For this release, Buckley has collected a variety of whiskies aged in virgin American oak, seasoned bourbon, and Iberian (Spanish) sherry barrels. There’s no age statement or any other production information, but that wood treatment is wild enough on its own.

This is a drier expression of Irish, one of the least fruit- and sweetness-forward that I’ve encountered in recent memory. The nose gives up just a little — hazelnuts, dried thyme, and barrel char. A touch of sherry after some air gets to it. On the palate, there’s more of that roasted nut character, scorching notes of toasted wood staves, and some emerging vanilla at last as the woodier notes begin to fade. The sweetness remains elusive, and even the finish is drying, with notes of red pepper and cloves, and more dried savory herbal notes that tend to linger for far too long.
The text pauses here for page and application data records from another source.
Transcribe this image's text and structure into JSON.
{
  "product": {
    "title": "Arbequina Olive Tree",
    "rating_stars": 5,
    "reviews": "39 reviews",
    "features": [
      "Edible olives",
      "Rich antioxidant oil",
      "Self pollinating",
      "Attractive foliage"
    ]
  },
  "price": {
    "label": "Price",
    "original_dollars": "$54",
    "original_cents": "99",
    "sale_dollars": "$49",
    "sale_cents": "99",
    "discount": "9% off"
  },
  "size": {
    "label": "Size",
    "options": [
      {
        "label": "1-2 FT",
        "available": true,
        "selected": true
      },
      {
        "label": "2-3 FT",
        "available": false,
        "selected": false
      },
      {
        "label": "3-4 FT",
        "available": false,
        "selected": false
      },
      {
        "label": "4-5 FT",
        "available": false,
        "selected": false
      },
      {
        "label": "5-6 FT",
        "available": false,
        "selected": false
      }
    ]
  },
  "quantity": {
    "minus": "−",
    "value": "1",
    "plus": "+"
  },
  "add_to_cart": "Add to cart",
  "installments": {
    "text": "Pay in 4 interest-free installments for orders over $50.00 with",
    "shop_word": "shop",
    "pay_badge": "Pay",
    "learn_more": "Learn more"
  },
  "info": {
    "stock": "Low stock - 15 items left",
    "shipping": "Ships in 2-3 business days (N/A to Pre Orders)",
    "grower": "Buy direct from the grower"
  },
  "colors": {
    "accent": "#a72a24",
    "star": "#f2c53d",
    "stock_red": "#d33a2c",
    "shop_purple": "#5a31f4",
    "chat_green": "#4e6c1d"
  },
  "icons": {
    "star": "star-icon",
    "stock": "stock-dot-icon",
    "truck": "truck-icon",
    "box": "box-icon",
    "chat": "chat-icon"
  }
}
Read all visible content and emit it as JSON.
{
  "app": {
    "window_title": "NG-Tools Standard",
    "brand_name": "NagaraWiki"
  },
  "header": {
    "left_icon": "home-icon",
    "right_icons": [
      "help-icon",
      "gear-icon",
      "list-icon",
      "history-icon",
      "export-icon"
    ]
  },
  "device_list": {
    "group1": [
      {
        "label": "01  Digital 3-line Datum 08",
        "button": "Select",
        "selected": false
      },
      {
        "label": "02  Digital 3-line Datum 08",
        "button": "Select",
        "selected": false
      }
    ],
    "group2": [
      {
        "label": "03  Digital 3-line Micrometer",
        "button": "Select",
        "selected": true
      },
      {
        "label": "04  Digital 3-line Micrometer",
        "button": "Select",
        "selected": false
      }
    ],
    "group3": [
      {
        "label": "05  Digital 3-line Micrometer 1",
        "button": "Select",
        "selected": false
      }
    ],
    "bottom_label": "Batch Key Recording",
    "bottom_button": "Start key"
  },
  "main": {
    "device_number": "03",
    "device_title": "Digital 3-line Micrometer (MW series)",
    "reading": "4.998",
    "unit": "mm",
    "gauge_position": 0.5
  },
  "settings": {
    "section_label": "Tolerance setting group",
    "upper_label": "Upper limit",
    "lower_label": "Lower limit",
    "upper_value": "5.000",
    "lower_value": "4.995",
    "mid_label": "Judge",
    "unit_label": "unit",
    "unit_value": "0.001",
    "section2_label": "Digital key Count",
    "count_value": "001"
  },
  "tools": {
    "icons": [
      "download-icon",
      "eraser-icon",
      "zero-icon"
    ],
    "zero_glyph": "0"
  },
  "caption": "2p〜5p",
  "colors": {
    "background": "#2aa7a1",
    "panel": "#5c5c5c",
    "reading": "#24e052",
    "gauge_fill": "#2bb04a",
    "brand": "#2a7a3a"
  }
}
Even though the wood program is, to say the least, unique with this whiskey, I was expecting at least lip-service to traditional Irish in The Cooper’s Croze. What I got was something entirely different. The character is more like a young American whiskey, malt-heavy, with a heavy, heavy kick of new oak, rather unlike anything from the Emerald Isle. That wild departure may be a good thing, depending on your point of view, but for me, the heavy influence of barrel char was a real turnoff, and my suspicion is that the rest of you out there will have a similar experience.

86 proof.

B- / $60 / jamesonwhiskey.com  [BUY IT NOW FROM CASKERS]